It’s 6pm on Friday,and I’m writing to a few thousand friends I have not met yet. I am writing to ask them to change our plans and meet a little while later. Here’s the thing. I have a dog Janet, and she’s been ill for almost two years now, as a tumor has been idling in her chest, growing ever so slowly. She’s almost 14 years old now.I got her when she was 4 months old. I was 21 then ,an adult officially – and she was my child. She is a pitbull, and was found in Echo Park, with a rope around her neck, and bites all over her ears and face. She was the one the dogfighters use to puff up the confidence of the contenders. She’s almost 14 and I’ve never seen her start a fight , or bite, or even growl, so I can understand why they chose her for that awful role. She’s a pacifist.
Janet has been the most consistent relationship of my adult life, and that is just a fact. We’ve lived in numerous houses, and jumped a few make shift families, but it’s always really been the two of us. She slept in bed with me, her head on the pillow, and she accepted my hysterical, tearful face into her chest, with her paws around me, every time I was heartbroken, or spirit-broken, or just lost, and as years went by, she let me take the role of her child, as I fell asleep, with her chin resting above my head. She was under the piano when I wrote songs, barked any time I tried to record anything, and she was in the studio with me all the time we recorded the last album. The last time I came back from tour, she was spry as ever, and she’s used to me being gone for a few weeks every 6 or 7 years.
She has Addison’s Disease, which makes it dangerous for her to travel since she needs regular injections of Cortisol, because she reacts to stress and to excitement without the physiological tools which keep most of us from literally panicking to death. Despite all of this, she’s effortlessly joyful and playful, and only stopped acting like a puppy about 3 years ago. She’s my best friend and my mother and my daughter, my benefactor, and she’s the one who taught me what love is. I can’t come to South America. Not now. When I got back from the last leg of the US tour, there was a big, big difference. She doesn’t even want to go for walks anymore. I know that she’s not sad about aging or dying. Animals have a survival instinct, but a sense of mortality and vanity, they do not. That’s why they are so much more present than people. But I know that she is coming close to point where she will stop being a dog, and instead, be part of everything. She’ll be in the wind, and in the soil, and the snow, and in me, wherever I go.

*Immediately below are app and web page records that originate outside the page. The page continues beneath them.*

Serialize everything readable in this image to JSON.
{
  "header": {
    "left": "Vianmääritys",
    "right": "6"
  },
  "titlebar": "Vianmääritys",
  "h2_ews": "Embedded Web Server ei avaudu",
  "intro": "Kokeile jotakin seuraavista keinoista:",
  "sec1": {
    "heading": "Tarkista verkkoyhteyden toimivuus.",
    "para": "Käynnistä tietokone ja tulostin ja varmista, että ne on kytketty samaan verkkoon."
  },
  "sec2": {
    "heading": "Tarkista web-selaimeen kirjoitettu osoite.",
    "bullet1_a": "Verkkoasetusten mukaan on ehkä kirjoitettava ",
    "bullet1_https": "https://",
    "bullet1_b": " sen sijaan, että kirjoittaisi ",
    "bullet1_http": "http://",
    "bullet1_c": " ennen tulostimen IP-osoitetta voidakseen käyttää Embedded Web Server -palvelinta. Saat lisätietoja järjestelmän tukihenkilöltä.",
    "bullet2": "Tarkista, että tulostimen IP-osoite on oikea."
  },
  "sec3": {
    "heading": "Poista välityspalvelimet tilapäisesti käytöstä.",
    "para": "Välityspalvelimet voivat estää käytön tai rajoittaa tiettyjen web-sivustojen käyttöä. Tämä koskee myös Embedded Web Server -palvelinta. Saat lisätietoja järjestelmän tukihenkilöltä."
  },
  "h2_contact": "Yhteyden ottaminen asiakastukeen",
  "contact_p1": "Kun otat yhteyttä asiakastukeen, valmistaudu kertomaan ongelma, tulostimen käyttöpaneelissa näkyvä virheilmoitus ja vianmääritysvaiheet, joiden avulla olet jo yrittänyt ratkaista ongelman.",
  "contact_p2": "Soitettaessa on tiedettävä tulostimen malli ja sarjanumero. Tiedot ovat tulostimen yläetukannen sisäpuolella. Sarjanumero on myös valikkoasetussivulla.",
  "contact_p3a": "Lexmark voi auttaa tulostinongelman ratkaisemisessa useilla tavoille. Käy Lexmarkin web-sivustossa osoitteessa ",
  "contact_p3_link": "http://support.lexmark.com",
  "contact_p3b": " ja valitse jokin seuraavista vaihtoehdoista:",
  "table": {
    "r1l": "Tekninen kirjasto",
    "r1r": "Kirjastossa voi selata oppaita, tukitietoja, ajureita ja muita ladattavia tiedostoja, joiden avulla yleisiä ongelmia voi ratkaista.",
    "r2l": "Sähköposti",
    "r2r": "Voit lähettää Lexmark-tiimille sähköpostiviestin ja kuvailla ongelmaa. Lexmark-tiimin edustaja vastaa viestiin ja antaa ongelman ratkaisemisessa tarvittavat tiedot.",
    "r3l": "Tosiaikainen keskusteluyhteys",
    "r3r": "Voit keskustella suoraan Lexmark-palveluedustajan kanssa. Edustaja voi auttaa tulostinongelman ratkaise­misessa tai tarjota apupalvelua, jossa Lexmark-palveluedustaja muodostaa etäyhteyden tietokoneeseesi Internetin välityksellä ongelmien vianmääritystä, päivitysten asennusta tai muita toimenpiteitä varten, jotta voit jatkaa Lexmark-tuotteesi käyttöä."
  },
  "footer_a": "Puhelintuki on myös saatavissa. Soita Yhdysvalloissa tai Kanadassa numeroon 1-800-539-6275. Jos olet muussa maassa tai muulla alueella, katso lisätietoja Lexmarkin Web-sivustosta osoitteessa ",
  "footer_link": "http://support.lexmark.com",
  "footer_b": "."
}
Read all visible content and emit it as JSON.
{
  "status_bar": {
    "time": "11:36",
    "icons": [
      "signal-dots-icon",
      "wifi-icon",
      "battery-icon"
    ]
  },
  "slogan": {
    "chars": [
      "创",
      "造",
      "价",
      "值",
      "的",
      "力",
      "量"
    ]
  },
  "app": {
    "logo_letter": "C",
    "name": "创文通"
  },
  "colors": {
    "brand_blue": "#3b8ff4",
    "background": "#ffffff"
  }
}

I just can’t leave her now, please understand. If I go away again, I’m afraid she’ll die and I won’t have the honor of singing her to sleep, of escorting her out. Sometimes it takes me 20 minutes to pick which socks to wear to bed. But this decision is instant. These are the choices we make, which define us. I will not be the woman who puts her career ahead of love and friendship. I am the woman who stays home and bakes Tilapia for my dearest, oldest friend. And helps her be comfortable, and comforted, and safe, and important. Many of us these days, we dread the death of a loved one. It is the ugly truth of Life, that keeps us feeling terrified and alone. I wish we could also appreciate the time that lies right beside the end of time. I know that I will feel the most overwhelming knowledge of her, and of her life and of my love for her, in the last moments. I need to do my damnedest to be there for that. Because it will be the most beautiful, the most intense, the most enriching experience of life I’ve ever known. When she dies. So I am staying home, and I am listening to her snore and wheeze, and reveling in the swampiest, most awful breath that ever emanated from an angel. And I am asking for your blessing. I’ll be seeing you.